Scan the entries line by line and return those with "อาคาร".
-.-.-
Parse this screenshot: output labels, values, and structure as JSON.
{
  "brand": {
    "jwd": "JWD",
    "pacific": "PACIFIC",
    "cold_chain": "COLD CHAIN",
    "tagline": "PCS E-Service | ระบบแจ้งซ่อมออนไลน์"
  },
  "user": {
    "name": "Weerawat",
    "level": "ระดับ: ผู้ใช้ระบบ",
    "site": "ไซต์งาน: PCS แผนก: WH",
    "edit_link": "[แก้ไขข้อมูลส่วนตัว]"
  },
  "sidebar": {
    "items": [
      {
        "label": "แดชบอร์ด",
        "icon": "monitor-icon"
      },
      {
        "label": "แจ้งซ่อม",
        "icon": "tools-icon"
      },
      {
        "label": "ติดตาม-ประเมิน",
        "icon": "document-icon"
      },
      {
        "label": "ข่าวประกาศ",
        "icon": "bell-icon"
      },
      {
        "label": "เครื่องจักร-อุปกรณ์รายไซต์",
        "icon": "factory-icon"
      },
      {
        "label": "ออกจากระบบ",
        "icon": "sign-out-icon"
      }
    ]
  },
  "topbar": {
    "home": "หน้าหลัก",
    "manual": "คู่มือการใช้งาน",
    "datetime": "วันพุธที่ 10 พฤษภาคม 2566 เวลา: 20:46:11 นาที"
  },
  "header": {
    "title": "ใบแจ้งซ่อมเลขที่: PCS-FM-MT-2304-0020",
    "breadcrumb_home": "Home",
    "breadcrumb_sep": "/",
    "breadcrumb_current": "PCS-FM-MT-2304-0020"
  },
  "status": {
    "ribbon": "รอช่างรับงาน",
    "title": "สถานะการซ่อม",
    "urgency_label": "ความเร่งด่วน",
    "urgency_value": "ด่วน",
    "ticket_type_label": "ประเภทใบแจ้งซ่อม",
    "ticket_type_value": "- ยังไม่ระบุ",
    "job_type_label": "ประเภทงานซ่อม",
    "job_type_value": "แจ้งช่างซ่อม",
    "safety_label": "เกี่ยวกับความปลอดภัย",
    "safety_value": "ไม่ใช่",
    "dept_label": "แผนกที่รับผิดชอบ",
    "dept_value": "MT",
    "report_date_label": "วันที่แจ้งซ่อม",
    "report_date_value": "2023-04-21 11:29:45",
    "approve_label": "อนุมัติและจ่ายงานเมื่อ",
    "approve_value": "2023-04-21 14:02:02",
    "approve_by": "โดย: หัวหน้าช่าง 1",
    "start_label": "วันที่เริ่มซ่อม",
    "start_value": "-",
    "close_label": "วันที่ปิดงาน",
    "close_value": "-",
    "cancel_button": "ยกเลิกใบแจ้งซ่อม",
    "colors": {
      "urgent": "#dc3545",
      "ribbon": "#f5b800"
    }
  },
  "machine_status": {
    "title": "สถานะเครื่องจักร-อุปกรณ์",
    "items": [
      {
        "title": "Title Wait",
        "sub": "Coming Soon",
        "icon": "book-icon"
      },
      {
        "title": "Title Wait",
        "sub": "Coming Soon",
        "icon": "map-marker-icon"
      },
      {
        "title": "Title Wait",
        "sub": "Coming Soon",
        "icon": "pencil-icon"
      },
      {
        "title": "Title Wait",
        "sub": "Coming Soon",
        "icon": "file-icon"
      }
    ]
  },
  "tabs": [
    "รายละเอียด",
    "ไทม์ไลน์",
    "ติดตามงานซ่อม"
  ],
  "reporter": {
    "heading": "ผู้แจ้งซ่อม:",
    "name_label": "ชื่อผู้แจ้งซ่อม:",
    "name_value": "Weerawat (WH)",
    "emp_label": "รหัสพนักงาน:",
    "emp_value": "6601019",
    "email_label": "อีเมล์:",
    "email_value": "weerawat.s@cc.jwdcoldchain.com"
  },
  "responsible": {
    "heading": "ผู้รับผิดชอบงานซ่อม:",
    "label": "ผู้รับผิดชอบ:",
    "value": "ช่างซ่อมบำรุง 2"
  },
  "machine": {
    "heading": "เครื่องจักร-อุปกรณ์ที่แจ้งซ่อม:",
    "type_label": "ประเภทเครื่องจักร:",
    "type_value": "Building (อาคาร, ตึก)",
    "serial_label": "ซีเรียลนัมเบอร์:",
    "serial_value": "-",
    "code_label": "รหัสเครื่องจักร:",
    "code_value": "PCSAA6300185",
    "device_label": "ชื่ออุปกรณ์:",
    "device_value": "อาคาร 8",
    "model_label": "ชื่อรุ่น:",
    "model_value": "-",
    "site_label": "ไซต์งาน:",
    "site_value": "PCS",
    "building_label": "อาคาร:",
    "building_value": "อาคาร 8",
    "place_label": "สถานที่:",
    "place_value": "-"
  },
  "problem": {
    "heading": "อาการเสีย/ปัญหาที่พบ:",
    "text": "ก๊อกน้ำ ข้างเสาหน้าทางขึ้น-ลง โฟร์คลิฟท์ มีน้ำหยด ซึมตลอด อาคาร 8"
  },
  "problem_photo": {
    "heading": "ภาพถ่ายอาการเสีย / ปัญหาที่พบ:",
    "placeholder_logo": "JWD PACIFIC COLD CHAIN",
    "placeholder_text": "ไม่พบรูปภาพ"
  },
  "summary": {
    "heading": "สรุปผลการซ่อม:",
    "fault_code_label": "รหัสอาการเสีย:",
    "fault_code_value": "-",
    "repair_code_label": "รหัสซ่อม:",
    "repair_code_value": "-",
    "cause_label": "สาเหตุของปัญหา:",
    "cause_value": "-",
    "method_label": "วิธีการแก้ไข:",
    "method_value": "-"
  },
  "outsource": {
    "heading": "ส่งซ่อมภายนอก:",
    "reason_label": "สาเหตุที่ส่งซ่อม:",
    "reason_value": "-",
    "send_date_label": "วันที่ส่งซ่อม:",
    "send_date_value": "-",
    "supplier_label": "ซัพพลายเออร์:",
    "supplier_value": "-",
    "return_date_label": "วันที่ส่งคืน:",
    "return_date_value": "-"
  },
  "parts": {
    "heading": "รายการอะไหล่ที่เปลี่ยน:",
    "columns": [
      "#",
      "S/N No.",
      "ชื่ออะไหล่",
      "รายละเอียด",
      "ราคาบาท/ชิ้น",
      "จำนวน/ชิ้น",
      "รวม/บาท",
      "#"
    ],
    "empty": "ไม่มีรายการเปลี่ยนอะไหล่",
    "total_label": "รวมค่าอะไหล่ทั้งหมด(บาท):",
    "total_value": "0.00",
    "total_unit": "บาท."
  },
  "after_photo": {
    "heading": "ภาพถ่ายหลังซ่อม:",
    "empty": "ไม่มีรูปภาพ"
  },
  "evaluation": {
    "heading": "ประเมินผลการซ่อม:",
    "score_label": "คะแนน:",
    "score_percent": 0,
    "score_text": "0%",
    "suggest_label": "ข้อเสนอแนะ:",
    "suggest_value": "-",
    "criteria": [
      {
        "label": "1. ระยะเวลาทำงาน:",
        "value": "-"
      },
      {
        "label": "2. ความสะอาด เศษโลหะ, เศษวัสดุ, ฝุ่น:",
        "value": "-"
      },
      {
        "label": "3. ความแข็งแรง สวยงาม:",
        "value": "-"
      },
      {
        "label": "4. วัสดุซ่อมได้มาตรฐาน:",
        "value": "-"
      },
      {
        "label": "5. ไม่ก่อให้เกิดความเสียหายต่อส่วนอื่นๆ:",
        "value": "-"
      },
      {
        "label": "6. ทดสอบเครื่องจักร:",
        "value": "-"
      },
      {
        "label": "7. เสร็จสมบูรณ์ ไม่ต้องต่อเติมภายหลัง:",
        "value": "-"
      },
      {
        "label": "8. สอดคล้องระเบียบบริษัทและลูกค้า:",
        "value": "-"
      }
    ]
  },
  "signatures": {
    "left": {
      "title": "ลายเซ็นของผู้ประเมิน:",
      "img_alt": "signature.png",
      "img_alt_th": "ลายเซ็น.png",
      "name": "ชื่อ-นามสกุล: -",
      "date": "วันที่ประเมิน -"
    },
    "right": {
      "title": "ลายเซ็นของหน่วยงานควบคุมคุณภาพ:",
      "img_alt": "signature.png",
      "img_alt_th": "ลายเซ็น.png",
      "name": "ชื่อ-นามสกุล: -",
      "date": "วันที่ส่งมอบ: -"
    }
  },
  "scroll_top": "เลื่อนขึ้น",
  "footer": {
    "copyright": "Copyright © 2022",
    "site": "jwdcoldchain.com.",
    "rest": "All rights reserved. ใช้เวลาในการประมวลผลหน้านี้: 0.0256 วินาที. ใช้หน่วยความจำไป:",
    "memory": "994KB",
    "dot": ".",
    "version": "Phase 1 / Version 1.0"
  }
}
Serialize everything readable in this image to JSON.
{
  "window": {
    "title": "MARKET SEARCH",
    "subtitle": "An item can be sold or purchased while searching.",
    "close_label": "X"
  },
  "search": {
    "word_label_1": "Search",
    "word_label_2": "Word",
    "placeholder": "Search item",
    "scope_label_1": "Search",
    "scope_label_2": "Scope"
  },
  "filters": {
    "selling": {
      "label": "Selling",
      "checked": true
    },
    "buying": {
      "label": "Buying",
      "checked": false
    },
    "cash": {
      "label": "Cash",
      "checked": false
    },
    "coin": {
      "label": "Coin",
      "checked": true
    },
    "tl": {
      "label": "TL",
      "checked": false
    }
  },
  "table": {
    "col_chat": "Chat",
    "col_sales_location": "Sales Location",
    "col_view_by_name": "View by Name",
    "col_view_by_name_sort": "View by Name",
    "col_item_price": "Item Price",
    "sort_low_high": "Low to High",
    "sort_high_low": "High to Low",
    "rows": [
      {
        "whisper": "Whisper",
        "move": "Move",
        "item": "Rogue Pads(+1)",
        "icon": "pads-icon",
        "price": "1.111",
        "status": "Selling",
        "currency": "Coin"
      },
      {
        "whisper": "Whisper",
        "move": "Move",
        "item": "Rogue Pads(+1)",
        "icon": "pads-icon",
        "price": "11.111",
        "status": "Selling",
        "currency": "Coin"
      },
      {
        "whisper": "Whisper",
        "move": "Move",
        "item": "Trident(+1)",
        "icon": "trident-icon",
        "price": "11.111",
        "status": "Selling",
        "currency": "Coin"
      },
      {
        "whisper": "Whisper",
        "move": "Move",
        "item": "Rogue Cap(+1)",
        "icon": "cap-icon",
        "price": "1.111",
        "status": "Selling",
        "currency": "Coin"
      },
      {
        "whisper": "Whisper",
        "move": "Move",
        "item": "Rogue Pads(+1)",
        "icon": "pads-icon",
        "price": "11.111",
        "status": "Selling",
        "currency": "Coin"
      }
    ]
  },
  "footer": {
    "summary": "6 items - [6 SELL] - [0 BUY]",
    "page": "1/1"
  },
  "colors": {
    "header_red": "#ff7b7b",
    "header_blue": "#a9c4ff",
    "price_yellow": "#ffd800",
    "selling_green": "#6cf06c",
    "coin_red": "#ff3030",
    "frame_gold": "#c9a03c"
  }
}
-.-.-
= ANSWER SECTION =
    "type_value": "Building (อาคาร, ตึก)",
    "device_value": "อาคาร 8",
    "building_label": "อาคาร:",
    "building_value": "อาคาร 8",
    "text": "ก๊อกน้ำ ข้างเสาหน้าทางขึ้น-ลง โฟร์คลิฟท์ มีน้ำหยด ซึมตลอด อาคาร 8"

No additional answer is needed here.